Fu Shi Traditional Roasted: There is a future for Hawker Food yet!

This stall has relocated

We are always lamenting the dismal state of our hawker food as more and more stalls have come to serve generic hawker fare at clinical food courts that only provide sustenance without soul. But once in a while, I see a glimmer of hope. For as long as there are hawker stalls owned and operated by passionate hawkers, there is opportunity for a hawker food revival.

This glimmer of hope is evident on the 2nd floor of the Shunfu market, in a stall that looks like every other hawker stall. This one boasts a perpetual queue even though it is still unadorned with the usual media endorsement. This is no heritage hawker and there is no secret recipe that has been passed down through three generations. Behind the gravy spattered glass is just this ex-taxi driver who loves food and decided give up his taxi three years ago to open up a Char Siew and Sio Bak stall because he loves to eat Char Siew and Sio Bak, and sometimes, Roast Duck.

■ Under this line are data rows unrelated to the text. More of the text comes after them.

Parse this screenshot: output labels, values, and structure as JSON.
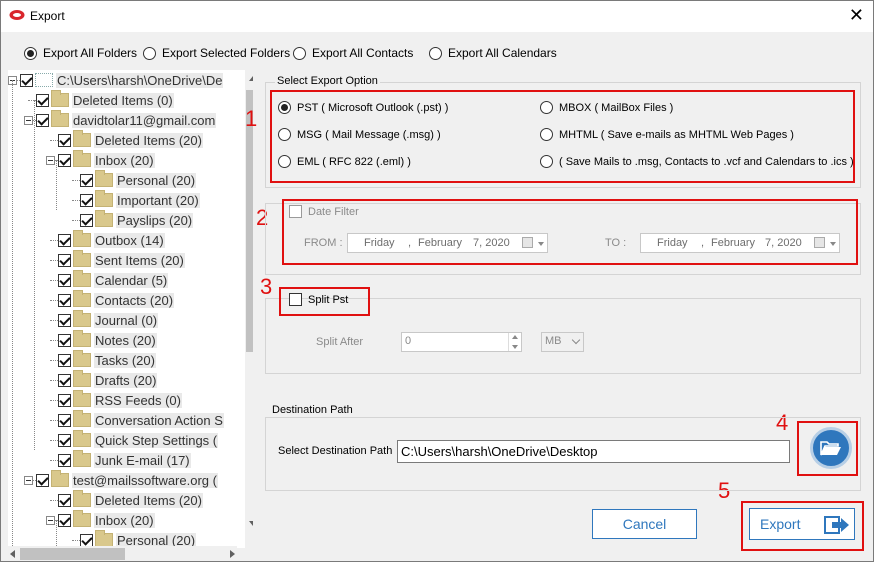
{
  "window": {
    "title": "Export",
    "close": "✕"
  },
  "scope_options": [
    {
      "label": "Export All Folders",
      "checked": true
    },
    {
      "label": "Export Selected Folders",
      "checked": false
    },
    {
      "label": "Export All Contacts",
      "checked": false
    },
    {
      "label": "Export All Calendars",
      "checked": false
    }
  ],
  "tree": [
    {
      "label": "C:\\Users\\harsh\\OneDrive\\De",
      "level": 0,
      "expander": true,
      "blank": true
    },
    {
      "label": "Deleted Items (0)",
      "level": 1
    },
    {
      "label": "davidtolar11@gmail.com",
      "level": 1,
      "expander": true
    },
    {
      "label": "Deleted Items (20)",
      "level": 2
    },
    {
      "label": "Inbox (20)",
      "level": 2,
      "expander": true
    },
    {
      "label": "Personal (20)",
      "level": 3
    },
    {
      "label": "Important (20)",
      "level": 3
    },
    {
      "label": "Payslips (20)",
      "level": 3
    },
    {
      "label": "Outbox (14)",
      "level": 2
    },
    {
      "label": "Sent Items (20)",
      "level": 2
    },
    {
      "label": "Calendar (5)",
      "level": 2
    },
    {
      "label": "Contacts (20)",
      "level": 2
    },
    {
      "label": "Journal (0)",
      "level": 2
    },
    {
      "label": "Notes (20)",
      "level": 2
    },
    {
      "label": "Tasks (20)",
      "level": 2
    },
    {
      "label": "Drafts (20)",
      "level": 2
    },
    {
      "label": "RSS Feeds (0)",
      "level": 2
    },
    {
      "label": "Conversation Action S",
      "level": 2
    },
    {
      "label": "Quick Step Settings (",
      "level": 2
    },
    {
      "label": "Junk E-mail (17)",
      "level": 2
    },
    {
      "label": "test@mailssoftware.org (",
      "level": 1,
      "expander": true
    },
    {
      "label": "Deleted Items (20)",
      "level": 2
    },
    {
      "label": "Inbox (20)",
      "level": 2,
      "expander": true
    },
    {
      "label": "Personal (20)",
      "level": 3
    }
  ],
  "export_option": {
    "title": "Select Export Option",
    "options": [
      {
        "label": "PST ( Microsoft Outlook (.pst) )",
        "checked": true
      },
      {
        "label": "MBOX ( MailBox Files )",
        "checked": false
      },
      {
        "label": "MSG ( Mail Message (.msg) )",
        "checked": false
      },
      {
        "label": "MHTML ( Save e-mails as MHTML Web Pages )",
        "checked": false
      },
      {
        "label": "EML ( RFC 822 (.eml) )",
        "checked": false
      },
      {
        "label": "( Save Mails to .msg, Contacts to .vcf and Calendars to .ics )",
        "checked": false
      }
    ]
  },
  "date_filter": {
    "label": "Date Filter",
    "from_label": "FROM :",
    "to_label": "TO :",
    "from": {
      "day": "Friday",
      "sep": ",",
      "month": "February",
      "date": "7, 2020"
    },
    "to": {
      "day": "Friday",
      "sep": ",",
      "month": "February",
      "date": "7, 2020"
    }
  },
  "split": {
    "label": "Split Pst",
    "after_label": "Split After",
    "value": "0",
    "unit": "MB"
  },
  "destination": {
    "title": "Destination Path",
    "label": "Select Destination Path",
    "value": "C:\\Users\\harsh\\OneDrive\\Desktop"
  },
  "steps": [
    "1",
    "2",
    "3",
    "4",
    "5"
  ],
  "buttons": {
    "cancel": "Cancel",
    "export": "Export"
  },
  "colors": {
    "accent": "#2f77bd",
    "highlight": "#e01010"
  }
}
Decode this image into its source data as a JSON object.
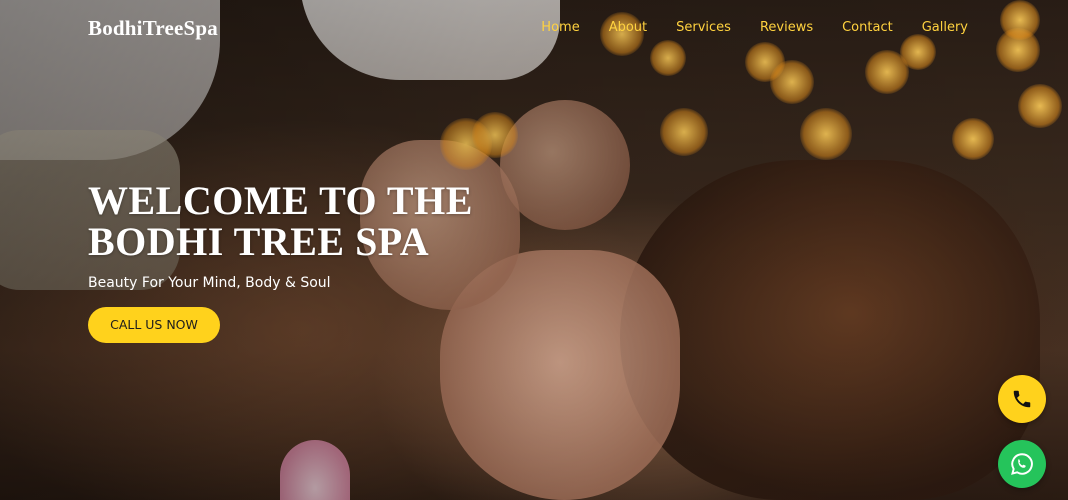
{
  "brand": {
    "name": "BodhiTreeSpa"
  },
  "nav": {
    "items": [
      {
        "label": "Home"
      },
      {
        "label": "About"
      },
      {
        "label": "Services"
      },
      {
        "label": "Reviews"
      },
      {
        "label": "Contact"
      },
      {
        "label": "Gallery"
      }
    ]
  },
  "hero": {
    "title_line1": "WELCOME TO THE",
    "title_line2": "BODHI TREE SPA",
    "subtitle": "Beauty For Your Mind, Body & Soul",
    "cta_label": "CALL US NOW"
  },
  "floating": {
    "call_icon": "phone-icon",
    "whatsapp_icon": "whatsapp-icon"
  },
  "colors": {
    "accent": "#ffd21c",
    "nav_link": "#ffd23f",
    "whatsapp": "#25c45b",
    "text_light": "#ffffff"
  }
}
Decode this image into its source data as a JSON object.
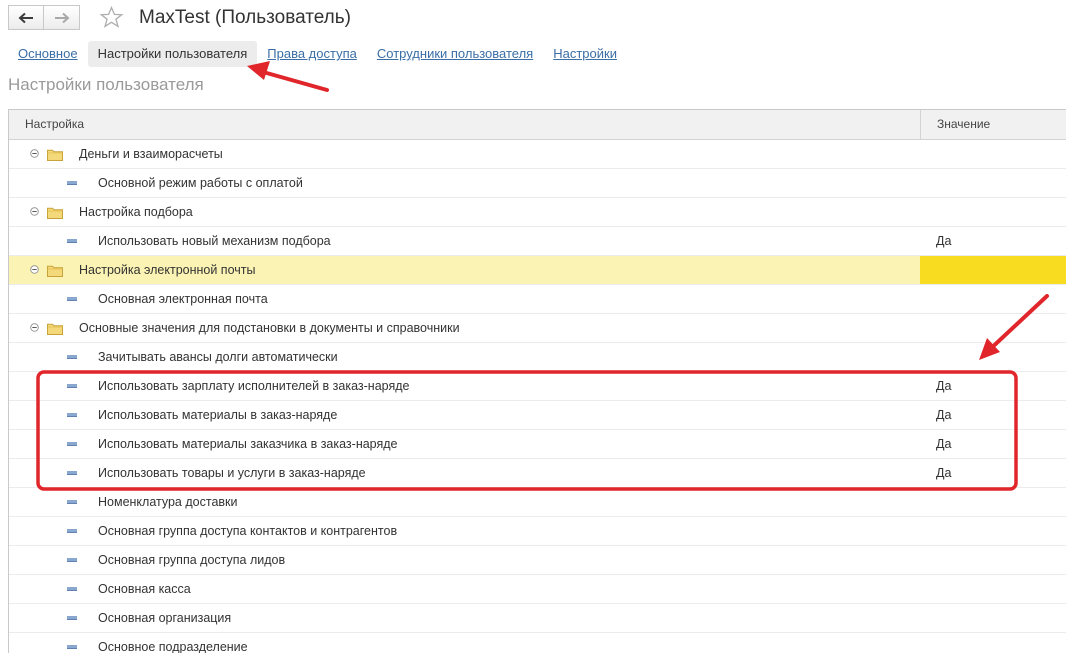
{
  "window": {
    "title": "MaxTest (Пользователь)"
  },
  "tabs": [
    {
      "label": "Основное"
    },
    {
      "label": "Настройки пользователя"
    },
    {
      "label": "Права доступа"
    },
    {
      "label": "Сотрудники пользователя"
    },
    {
      "label": "Настройки"
    }
  ],
  "page_title": "Настройки пользователя",
  "table": {
    "columns": [
      "Настройка",
      "Значение"
    ],
    "rows": [
      {
        "label": "Деньги и взаиморасчеты",
        "value": ""
      },
      {
        "label": "Основной режим работы с оплатой",
        "value": ""
      },
      {
        "label": "Настройка подбора",
        "value": ""
      },
      {
        "label": "Использовать новый механизм подбора",
        "value": "Да"
      },
      {
        "label": "Настройка электронной почты",
        "value": ""
      },
      {
        "label": "Основная электронная почта",
        "value": ""
      },
      {
        "label": "Основные значения для подстановки в документы и справочники",
        "value": ""
      },
      {
        "label": "Зачитывать авансы долги автоматически",
        "value": ""
      },
      {
        "label": "Использовать зарплату исполнителей в заказ-наряде",
        "value": "Да"
      },
      {
        "label": "Использовать материалы в заказ-наряде",
        "value": "Да"
      },
      {
        "label": "Использовать материалы заказчика в заказ-наряде",
        "value": "Да"
      },
      {
        "label": "Использовать товары и услуги в заказ-наряде",
        "value": "Да"
      },
      {
        "label": "Номенклатура доставки",
        "value": ""
      },
      {
        "label": "Основная группа доступа контактов и контрагентов",
        "value": ""
      },
      {
        "label": "Основная группа доступа лидов",
        "value": ""
      },
      {
        "label": "Основная касса",
        "value": ""
      },
      {
        "label": "Основная организация",
        "value": ""
      },
      {
        "label": "Основное подразделение",
        "value": ""
      }
    ]
  },
  "colors": {
    "annotation": "#e0262b",
    "selected_row": "#fbf3b4",
    "selected_cell": "#f8dc20",
    "link": "#3a6ea5"
  }
}
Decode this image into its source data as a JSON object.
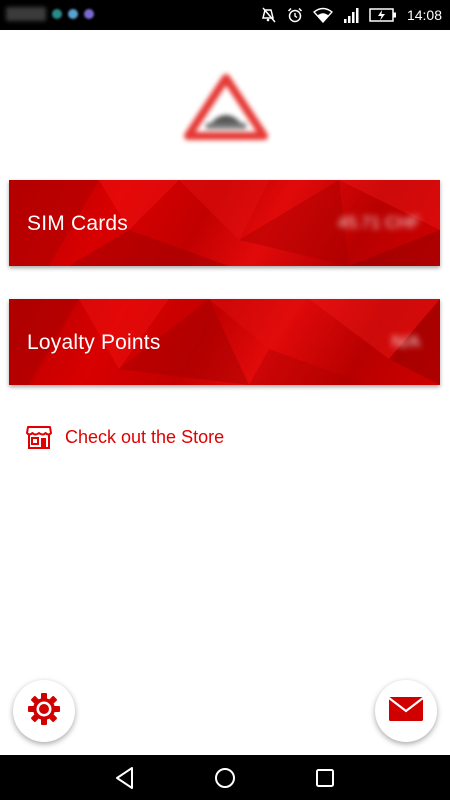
{
  "status_bar": {
    "time": "14:08",
    "icons": [
      "mute-icon",
      "alarm-icon",
      "wifi-icon",
      "signal-icon",
      "battery-charging-icon"
    ],
    "notification_colors": [
      "#2a8a8a",
      "#7a6ad0",
      "#5aa0d0"
    ]
  },
  "logo": {
    "icon": "warning-triangle-logo"
  },
  "cards": [
    {
      "label": "SIM Cards",
      "value": "45.71 CHF"
    },
    {
      "label": "Loyalty Points",
      "value": "N/A"
    }
  ],
  "store_link": {
    "label": "Check out the Store",
    "icon": "store-icon"
  },
  "fabs": {
    "settings_icon": "gear-icon",
    "mail_icon": "mail-icon"
  },
  "nav": {
    "back": "back-icon",
    "home": "home-icon",
    "recents": "recents-icon"
  },
  "colors": {
    "accent": "#e00000",
    "card_red": "#cc0000",
    "bar": "#000000"
  }
}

The kakis have been discussing about this particular stall in our forum which has garnered as much attention as a shoal of Koi fighting over a handful of chicken pellets. So naturally, I had to find out what the fuss is all about, especially when they are discussing Char Siew and Sio Bak, dishes which rank quite high on my oomphometer.

Sio Bak $50 per kg

A lot of Sio Bak nowadays lack soul, but this one makes you feel like you are in a Gospel Choir in America’s deep South. Have we got crispy rind Sister? Amen! Have we got juicy, tender, melt in your mouth meat, Bruther? Amen! Have we got fats that have been rendered soft and marinade that has penetrated right through the meat, people? Ooohhhh Hallelujah!

Jokes aside, the Sio Bak here will satisfy. It can’t really compete against the cubed Sio Bak you find at a fine Cantonese restaurant, but you get more pig for your ten bucks. I you need to do is to bring along your own bottle of special reserve cognac mustard! There are two things that sets this Sio Bak apart from a lot of others. Firstly, as I mentioned before, the fats here have been rendered. What happens is that the pork is roasted slowly first to allow the fats to melt, then rested before a second roast to turn the skin into the crackling we are familiar with. The other thing is that they use fermented bean curd (Nam Yu) in the marinade which is what is traditionally done. (and a lot of other stalls omit) This adds an extra dimension to the flavour. Some might find the meat a little to salty, but when eaten with rice, it is just nice. 4.25/5

The Char Siew here will also make you shout “Hallelujah!” This is not your usual reddish brown coloured, piece of dead meat. No, it’s alive! And it dances and teases you from behind the glass panel by looking like its been dipped into a bottle of honey several times during the roasting process. They have done it so well that even the lean version is juicy and tender. But it is not just tender, it has bounce which is the characteristic of collar meat that has not been overcooked. But of course, you know me, when it comes to Char Siew, it’s pig’s armpit (Bu Jian Tian) all the way. Nothing like having a bit of caramelized fat to chew on! When you really have that need for meat, this will hit the spot! (But get there early when it is just out of the oven) 4.6/5

Our makan kaki Damien loves the Roast Duck here. I thought that it was cooked really well, the meat was tender, but I found the flavour still a little too gamey and would have preferred more of that five spice flavour in the meat. My favourite plum sauce was also missing. But at $38 per duck, it is really good value and one of the better roast ducks I have eaten. 4.25/5

The Ex-Taxi Driver Hawkerpreneur who loves his food


It is really good to see that there is a new generation of hawkers who are rising up to the challenge of serving up hawker food with passion! I think the critical thing is to make sure they remain stall owners rather than being employed by a Food Court to serve up generic dishes prepared in a central kitchen. We need to keep hawkerpreneurship alive and well, and when that happens, we will continue to enjoy great food at affordable prices.



Previous location

Blk 320 Shunfu Road Hawker Centre #02-25

Fu Shi Traditional Roasted

4 Woodlands Street 12, Marsiling Mall, #01-01/02
Singapore 738623
View Map

Opening hours:

11:00 am to 8:00 am





Related Posts

Notify of

Inline Feedbacks
View all comments

Don’t Miss A Post

iEat Telegram follow us

Knowledge Resource

Classic Recipes
Learn to make classic Singaporean dishes and desserts such as Pandan Chiffon Cake, Kueh Salat, Chendol, Char Siew, Sio Bak and many others!
Prawn Files
Learn about all the prawns in our local wet market!
Sushi Files
Resource about all the sushi fish! Otoro, Chutoro, Akami, Aji, Shirodane……..
Local Fish Files
Resource on local fish found in our wet markets